Written by Missy Johnston
Visiting the ancient site of the city of Xanthos, one of the largest and most prominent cities of the Lycian Federation, should be included in any yacht charter itinerary while cruising on a yacht charter along the southern coast of Turkey, especially for those with an interest in history, archeology, or just a plain interest in life. Xanthos as an inhabited city dates back to at least the 8th century BC and today is a UNESCO World Heritage Site. If your yacht charter itinerary includes a visit to Kas, Kalkan or the Kekova area, it is just a short drive to visit the ancient site of Xanthos while on a yacht charter cruise in this area.
Pillar Tombs at Xanthos
The Lycian Federation, a group of democratic city states, flourished along the southern coast of Turkey during BC history in the area predominantly between Dalyan and Antalya for many centuries until being overrun, city by city, by Persian, Greek, and Macedonian forces under Alexander the Great. And although under various different rulers of various different invading forces, the Lycian culture continued in this area for many more centuries, left fairly undisturbed other than each city paying tithes or supplying men for battle.
Located on a serene hillside overlooking the Esen River, the ancient site of Xanthos offers a stunning view of the Xanthos Valley and Taurus Mountains. The Xanthos valley was considered the center of the ancient Lycian Civilization; however, the history of Xanthos is a violent one. Lycians were a very independent democratic people. In 540 BC when the Persians invaded under Harpagos, rather than surrender, the people of Xanthos chose mass suicide over defeat by setting fire to their homes and treasures, and leaping off of the nearby cliffs to die in the river below, leaving nothing for the conquering Persians. About 80 Lycian families that were elsewhere during this invasion returned after the destruction and were able to build Xanthos once again. However in 309 BC Xanthos fell under the rule of Alexander the Great, then under the Ptolemy dynasty, the Syrians, and finally while under siege by the Romans under Brutus in 42 BC, history repeated itself in 42 BC with another mass suicide. This is said to have so shocked Brutus he offered money to his soldiers to save citizens, of whom in the end only 150 were rescued. However this group rebuilt Xanthos again, under various rulers into a strong city until around the 7th century AD when the city lost prominence after the Arab invasion.
Xanthian Site Highlights
View the fifth century BC Xanthian Obelisk, a tall pillar tomb with the longest Lycian inscription in existence on all four sides, which helped modern scholars break some of the code of this archaic, difficult language.
The Harpy Tomb, of the same era, sits upon a massive base, and is a grave-chamber.

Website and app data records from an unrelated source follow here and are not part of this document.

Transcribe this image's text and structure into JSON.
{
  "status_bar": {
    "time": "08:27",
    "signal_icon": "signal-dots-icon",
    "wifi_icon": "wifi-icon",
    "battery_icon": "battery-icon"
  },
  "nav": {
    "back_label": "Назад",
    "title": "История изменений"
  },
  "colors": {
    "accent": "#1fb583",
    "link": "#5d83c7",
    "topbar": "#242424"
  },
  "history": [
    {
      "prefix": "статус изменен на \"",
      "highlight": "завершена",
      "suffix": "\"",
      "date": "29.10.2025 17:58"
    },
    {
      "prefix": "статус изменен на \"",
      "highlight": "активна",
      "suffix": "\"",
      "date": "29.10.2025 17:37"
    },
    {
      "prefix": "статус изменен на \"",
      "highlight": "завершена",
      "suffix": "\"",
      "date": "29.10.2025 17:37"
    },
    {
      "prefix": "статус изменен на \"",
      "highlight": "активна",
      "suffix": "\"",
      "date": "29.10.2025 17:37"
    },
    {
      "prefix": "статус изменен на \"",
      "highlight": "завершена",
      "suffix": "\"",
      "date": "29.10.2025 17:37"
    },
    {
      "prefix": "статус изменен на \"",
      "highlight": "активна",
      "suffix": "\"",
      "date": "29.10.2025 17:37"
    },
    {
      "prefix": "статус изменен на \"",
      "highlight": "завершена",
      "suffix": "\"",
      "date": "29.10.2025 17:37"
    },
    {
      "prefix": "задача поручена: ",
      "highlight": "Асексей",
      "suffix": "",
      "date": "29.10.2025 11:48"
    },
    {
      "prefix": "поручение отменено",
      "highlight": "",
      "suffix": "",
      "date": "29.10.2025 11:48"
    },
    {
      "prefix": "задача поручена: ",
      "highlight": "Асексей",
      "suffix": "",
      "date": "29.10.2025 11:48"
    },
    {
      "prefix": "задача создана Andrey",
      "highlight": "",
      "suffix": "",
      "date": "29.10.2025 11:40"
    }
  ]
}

Its’ name is derived from the Greek mythological harpies, creatures with the head of a woman and the body of a bird, because of the winged women figures in the frieze.
The Pillar Tomb is unique in Lycia with a normal Lycian sarcophagus standing upon a shorter pillar tomb. This tall tomb dates to the 4th or 3rd century BC.

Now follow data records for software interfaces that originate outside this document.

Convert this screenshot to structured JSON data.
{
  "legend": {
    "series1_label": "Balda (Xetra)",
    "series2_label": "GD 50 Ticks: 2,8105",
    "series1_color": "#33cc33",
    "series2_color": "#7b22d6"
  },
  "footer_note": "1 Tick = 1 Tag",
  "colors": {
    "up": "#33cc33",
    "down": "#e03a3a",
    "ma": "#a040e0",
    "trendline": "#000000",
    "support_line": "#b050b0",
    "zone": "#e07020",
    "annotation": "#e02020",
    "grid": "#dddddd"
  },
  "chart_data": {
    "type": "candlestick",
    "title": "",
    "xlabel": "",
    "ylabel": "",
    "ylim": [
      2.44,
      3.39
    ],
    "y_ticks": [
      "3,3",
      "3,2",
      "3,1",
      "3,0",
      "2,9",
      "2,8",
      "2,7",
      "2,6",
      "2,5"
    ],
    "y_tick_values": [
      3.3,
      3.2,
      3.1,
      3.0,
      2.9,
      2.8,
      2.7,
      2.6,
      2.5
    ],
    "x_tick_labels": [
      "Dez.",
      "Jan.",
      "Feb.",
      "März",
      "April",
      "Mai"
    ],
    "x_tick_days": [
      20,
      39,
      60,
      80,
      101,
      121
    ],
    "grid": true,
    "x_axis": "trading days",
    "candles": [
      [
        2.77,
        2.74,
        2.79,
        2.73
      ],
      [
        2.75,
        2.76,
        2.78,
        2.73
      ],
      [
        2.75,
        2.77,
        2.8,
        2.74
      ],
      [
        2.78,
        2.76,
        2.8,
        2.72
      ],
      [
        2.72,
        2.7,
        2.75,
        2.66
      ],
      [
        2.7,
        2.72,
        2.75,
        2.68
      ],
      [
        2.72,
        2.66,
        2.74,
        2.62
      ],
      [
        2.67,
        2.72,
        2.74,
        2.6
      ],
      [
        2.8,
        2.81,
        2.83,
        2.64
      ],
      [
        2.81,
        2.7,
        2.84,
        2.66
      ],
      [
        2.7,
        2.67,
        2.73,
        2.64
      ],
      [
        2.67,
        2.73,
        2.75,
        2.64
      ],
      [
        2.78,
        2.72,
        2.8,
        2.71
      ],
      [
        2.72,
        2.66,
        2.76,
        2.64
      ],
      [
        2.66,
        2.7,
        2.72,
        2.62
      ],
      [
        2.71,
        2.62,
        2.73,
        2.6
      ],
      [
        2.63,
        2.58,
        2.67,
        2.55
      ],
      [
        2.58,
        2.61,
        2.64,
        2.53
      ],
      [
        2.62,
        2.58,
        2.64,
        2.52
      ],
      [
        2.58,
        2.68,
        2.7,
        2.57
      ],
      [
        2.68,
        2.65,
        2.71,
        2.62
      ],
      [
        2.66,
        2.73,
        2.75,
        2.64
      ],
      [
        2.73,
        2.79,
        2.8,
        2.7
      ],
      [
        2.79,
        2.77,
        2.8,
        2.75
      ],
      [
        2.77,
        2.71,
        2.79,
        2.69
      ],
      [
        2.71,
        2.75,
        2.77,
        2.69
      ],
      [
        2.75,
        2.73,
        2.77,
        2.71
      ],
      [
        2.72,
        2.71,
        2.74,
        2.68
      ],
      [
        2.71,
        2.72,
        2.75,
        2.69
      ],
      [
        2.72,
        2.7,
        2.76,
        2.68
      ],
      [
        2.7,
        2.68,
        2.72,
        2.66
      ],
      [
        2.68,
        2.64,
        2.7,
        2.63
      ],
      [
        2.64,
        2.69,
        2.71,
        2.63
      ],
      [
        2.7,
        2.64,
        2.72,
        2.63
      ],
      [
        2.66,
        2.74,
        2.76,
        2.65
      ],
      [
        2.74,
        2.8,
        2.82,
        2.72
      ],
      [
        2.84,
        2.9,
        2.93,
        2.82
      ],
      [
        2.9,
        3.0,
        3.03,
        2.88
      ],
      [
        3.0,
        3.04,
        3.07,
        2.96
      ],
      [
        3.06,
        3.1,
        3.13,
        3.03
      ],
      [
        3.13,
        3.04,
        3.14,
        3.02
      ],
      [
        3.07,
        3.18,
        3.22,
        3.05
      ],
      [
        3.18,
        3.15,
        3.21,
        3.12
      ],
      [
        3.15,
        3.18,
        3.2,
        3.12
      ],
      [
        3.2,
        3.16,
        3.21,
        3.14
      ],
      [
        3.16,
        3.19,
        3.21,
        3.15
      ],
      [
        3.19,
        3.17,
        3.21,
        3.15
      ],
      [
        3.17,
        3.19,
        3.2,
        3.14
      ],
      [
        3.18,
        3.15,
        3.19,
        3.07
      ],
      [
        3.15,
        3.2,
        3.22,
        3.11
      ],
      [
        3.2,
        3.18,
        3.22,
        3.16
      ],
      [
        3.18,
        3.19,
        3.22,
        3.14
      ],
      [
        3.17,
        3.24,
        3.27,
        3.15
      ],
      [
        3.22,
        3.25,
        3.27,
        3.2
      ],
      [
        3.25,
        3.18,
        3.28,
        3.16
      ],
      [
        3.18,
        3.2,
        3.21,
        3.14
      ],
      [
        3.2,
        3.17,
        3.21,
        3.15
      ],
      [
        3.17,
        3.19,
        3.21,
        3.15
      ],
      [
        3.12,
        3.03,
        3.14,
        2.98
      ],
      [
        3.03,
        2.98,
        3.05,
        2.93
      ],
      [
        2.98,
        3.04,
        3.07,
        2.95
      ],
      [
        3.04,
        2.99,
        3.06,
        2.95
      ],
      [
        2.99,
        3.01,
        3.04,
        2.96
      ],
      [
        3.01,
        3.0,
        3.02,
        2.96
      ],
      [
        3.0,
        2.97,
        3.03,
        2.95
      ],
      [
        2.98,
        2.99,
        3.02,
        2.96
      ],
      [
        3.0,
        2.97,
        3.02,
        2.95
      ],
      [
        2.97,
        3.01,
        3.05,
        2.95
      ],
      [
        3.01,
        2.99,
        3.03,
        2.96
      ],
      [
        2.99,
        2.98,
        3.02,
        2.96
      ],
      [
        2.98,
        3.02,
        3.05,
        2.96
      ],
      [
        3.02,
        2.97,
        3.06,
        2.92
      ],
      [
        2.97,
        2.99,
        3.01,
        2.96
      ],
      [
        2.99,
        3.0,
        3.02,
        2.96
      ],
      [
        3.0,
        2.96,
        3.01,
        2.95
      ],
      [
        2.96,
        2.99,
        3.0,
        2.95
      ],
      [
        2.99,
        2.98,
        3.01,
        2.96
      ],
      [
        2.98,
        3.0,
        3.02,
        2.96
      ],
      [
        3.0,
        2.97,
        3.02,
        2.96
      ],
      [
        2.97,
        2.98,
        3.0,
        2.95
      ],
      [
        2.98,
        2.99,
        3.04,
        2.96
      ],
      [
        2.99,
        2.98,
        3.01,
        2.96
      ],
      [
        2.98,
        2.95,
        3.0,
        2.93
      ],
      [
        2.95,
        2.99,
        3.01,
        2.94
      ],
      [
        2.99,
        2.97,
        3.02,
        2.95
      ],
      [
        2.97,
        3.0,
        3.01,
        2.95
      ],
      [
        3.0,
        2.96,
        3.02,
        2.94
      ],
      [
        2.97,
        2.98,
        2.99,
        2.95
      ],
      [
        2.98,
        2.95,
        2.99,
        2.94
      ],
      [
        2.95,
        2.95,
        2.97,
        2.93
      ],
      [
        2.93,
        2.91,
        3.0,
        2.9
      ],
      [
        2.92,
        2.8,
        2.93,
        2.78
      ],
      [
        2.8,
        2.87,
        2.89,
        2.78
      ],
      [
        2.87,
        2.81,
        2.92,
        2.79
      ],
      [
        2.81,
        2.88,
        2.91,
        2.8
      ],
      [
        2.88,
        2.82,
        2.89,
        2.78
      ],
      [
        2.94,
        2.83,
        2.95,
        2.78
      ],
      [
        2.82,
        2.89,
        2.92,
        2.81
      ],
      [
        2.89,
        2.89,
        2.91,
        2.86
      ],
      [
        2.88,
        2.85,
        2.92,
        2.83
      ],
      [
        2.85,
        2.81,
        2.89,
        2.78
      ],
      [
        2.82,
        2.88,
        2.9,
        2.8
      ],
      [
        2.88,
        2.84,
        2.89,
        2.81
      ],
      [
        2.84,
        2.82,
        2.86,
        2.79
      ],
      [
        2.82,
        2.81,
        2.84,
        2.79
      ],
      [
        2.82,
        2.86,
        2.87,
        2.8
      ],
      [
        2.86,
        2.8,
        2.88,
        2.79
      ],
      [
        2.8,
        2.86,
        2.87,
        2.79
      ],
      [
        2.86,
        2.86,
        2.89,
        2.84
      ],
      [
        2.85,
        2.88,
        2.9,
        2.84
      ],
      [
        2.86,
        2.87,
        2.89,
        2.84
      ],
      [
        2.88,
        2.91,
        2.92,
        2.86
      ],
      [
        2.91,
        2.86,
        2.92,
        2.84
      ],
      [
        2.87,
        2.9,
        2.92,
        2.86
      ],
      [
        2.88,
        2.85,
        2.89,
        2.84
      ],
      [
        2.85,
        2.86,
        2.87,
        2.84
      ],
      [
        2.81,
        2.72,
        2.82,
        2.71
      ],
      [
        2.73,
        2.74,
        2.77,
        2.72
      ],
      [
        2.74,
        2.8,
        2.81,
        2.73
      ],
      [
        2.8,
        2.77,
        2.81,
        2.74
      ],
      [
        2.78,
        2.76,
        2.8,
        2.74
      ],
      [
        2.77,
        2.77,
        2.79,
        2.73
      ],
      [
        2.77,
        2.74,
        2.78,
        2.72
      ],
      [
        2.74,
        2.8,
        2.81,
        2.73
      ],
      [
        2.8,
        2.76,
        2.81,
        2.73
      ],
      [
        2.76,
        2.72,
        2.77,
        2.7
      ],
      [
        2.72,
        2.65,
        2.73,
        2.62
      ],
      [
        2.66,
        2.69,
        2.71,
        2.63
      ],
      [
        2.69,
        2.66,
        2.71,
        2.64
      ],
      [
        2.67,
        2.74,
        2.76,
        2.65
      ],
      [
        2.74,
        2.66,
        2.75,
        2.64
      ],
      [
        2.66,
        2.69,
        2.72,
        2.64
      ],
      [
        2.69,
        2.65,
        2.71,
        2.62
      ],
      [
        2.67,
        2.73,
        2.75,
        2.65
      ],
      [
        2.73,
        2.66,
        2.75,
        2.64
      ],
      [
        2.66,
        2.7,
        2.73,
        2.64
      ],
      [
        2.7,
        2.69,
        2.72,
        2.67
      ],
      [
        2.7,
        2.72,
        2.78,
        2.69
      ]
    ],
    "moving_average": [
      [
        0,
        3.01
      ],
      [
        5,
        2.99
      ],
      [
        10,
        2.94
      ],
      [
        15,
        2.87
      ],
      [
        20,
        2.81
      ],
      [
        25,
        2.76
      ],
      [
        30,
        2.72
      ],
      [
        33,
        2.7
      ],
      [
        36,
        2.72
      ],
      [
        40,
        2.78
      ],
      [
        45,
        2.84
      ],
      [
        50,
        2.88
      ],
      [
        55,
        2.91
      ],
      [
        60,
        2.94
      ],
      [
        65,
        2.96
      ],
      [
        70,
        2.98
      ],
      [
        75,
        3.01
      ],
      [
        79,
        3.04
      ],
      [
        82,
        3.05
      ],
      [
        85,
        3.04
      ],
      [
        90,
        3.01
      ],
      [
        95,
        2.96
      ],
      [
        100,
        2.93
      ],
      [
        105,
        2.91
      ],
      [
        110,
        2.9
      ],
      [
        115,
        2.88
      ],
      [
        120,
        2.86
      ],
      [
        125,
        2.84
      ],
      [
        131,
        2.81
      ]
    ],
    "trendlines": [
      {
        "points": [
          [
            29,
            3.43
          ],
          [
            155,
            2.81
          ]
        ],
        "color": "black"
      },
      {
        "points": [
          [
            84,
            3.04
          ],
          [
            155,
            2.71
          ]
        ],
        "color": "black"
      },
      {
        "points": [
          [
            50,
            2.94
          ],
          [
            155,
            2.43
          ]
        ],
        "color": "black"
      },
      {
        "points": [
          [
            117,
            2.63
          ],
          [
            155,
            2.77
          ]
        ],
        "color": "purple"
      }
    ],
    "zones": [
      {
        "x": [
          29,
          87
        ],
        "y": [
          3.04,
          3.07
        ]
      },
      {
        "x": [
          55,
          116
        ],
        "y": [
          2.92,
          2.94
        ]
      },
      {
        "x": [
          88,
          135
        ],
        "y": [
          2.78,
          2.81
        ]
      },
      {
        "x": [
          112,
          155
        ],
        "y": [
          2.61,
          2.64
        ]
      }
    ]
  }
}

The Amphitheatre dates from the 2nd century AD. Only the upper rows of the structure are missing and the stage building is still partially standing. It was once two stories, decorated with columns.

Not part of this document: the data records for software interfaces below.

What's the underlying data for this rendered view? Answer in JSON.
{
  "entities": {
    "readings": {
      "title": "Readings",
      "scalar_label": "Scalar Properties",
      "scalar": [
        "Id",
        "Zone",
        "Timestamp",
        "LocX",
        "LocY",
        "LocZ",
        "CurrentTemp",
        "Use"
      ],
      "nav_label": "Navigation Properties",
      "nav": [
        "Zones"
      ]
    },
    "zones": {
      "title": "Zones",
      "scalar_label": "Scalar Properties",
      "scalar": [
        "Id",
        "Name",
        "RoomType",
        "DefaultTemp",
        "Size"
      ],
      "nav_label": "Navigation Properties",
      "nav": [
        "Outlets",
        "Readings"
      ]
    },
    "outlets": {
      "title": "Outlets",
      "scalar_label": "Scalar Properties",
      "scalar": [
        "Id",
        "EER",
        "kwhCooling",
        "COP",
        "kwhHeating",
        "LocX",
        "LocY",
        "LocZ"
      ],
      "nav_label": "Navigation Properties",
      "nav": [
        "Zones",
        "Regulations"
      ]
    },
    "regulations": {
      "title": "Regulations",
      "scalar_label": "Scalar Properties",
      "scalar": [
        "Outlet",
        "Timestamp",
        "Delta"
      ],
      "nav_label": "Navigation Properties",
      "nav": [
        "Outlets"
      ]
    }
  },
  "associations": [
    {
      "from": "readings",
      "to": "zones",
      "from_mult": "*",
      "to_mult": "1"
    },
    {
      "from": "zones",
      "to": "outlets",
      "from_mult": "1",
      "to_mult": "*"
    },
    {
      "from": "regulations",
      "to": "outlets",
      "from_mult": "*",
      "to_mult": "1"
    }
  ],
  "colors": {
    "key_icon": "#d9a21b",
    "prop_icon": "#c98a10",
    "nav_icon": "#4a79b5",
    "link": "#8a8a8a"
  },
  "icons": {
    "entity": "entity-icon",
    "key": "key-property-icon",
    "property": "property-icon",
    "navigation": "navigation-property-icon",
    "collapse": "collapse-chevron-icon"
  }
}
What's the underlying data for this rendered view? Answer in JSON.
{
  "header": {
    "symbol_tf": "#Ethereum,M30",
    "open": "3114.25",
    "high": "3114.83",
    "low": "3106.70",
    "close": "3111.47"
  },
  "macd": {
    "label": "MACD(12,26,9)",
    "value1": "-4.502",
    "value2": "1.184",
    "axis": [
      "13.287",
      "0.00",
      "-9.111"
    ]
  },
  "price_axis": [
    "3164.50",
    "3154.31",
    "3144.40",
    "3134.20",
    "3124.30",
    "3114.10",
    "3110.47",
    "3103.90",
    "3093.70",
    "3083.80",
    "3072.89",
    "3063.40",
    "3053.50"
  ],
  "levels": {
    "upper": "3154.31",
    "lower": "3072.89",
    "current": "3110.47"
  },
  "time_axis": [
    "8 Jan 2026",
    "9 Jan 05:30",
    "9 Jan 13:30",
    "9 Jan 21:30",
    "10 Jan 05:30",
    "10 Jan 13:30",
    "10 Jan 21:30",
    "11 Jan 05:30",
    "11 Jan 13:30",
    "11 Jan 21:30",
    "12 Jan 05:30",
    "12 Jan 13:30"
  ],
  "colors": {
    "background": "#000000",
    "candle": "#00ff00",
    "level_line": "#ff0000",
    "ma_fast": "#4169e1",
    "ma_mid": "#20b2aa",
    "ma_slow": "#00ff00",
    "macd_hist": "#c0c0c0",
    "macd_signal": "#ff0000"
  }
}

The Acropolis, situated above the amphitheatre, includes ruins of a temple dedicated to Artemis and the foundations of a large structure thought to be a palace that was destroyed by the Persians. The Acropolis offers grand views of the entire valley and river.
The recently excavated Roman-Byzantine Street behind the amphitheatre outlines an area once lined with shops and thought to be the Agora area. Within the many foundation outlines, mosaic floors and other stone work have been found.
Xanthos Agora Ruins
Much of Xanthos is still to be excavated as this area was extensively settled and inhabited over many centuries, however a visit today especially when in the area on a crewed yacht charter is well worth the time to see that which has been excavated and to understand the extent of the site still to be excavated.